Day 7: Our final full day and that meant only one thing: climbing up the highest mountain in the Faroe Islands! We made the most of being in the North of the Islands and also took advantage of the incredible weather (clear blues skies with the first dusting of snow on the mountain tops!) We set off early to climb up Slættaratindur which reaches an altitude of 880 meters; It is located in the northern part of the Eysturoy district, between the villages of Eiði, Gjógv, and Funningur. I was so excited to see the Islands from above and take in all of the surrounding peaks and the views definitely didn’t disappoint. It’s a relatively easy climb up from the parking area with a very well marked path all the way to the cairn at the top, we were even greeted with plenty of fresh snow at the top, we were told by the locals that this was the first snow of the season!
On our final evening in the Faroe Islands we made it back to Vagar to be closer to the airport and to also stay in the beautiful tranquil accommodation at Sandavágur. The house was built in 2010 with an old traditional Faroese style; stone and wood with a turf roof situated on a hillside. A very quiet place with only sheep, birds and green grass as far as the eye can see. It was the perfect spot for our final night and to reflect on a whirlwind of a trip covering much of the Faroe Islands. You can find the accommodation listed here on their Airbnb.

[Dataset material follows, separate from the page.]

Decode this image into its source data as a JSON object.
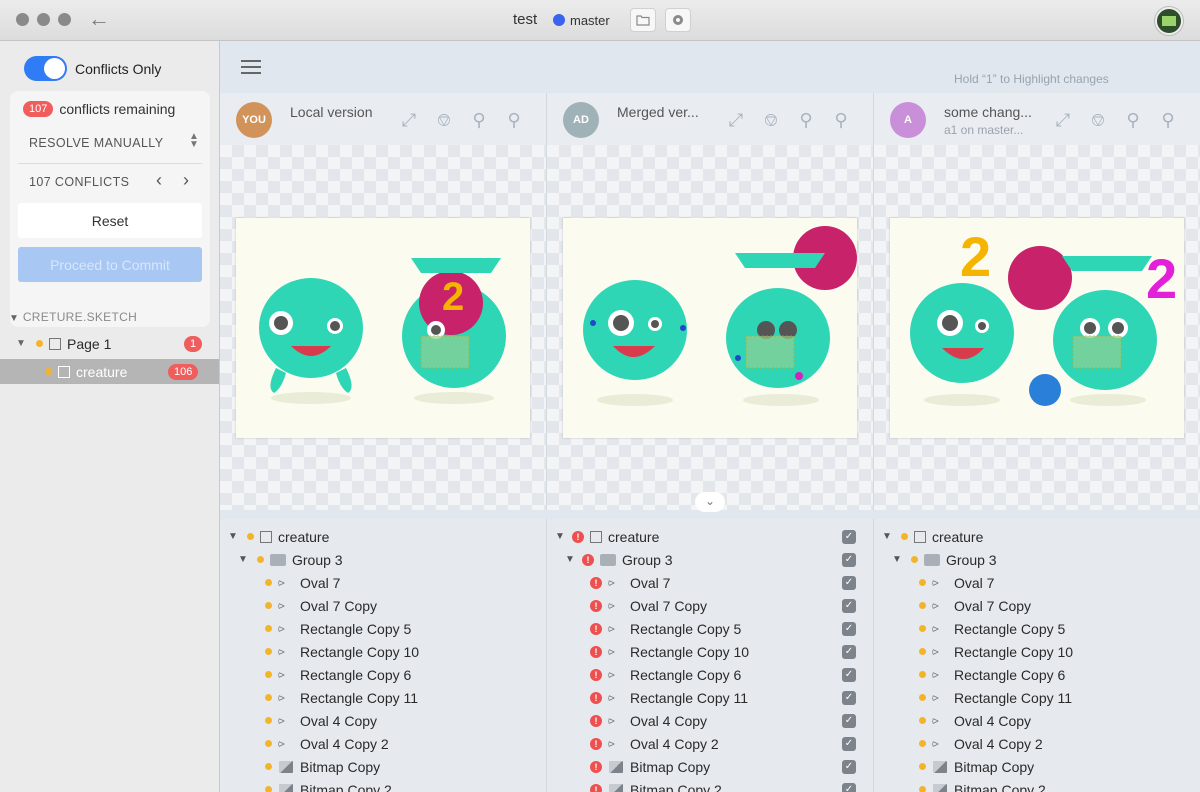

I’m going to leave you with my favourite images from the Faroe Islands and urge you to go if you ever get a chance. My trip was only for a week and when I go again I’m definitely going to plan to stay for longer and stretch out the trip a bit more. I’m so delighted I finally got to see these wild and rugged Islands with my own eyes that will definitely be inspiring me for a long time, I’m still processing every hike I ventured on and every coastline I walked along, one of the most elemental and dramatic places I’ve travelled to and I’m already looking forward to going back!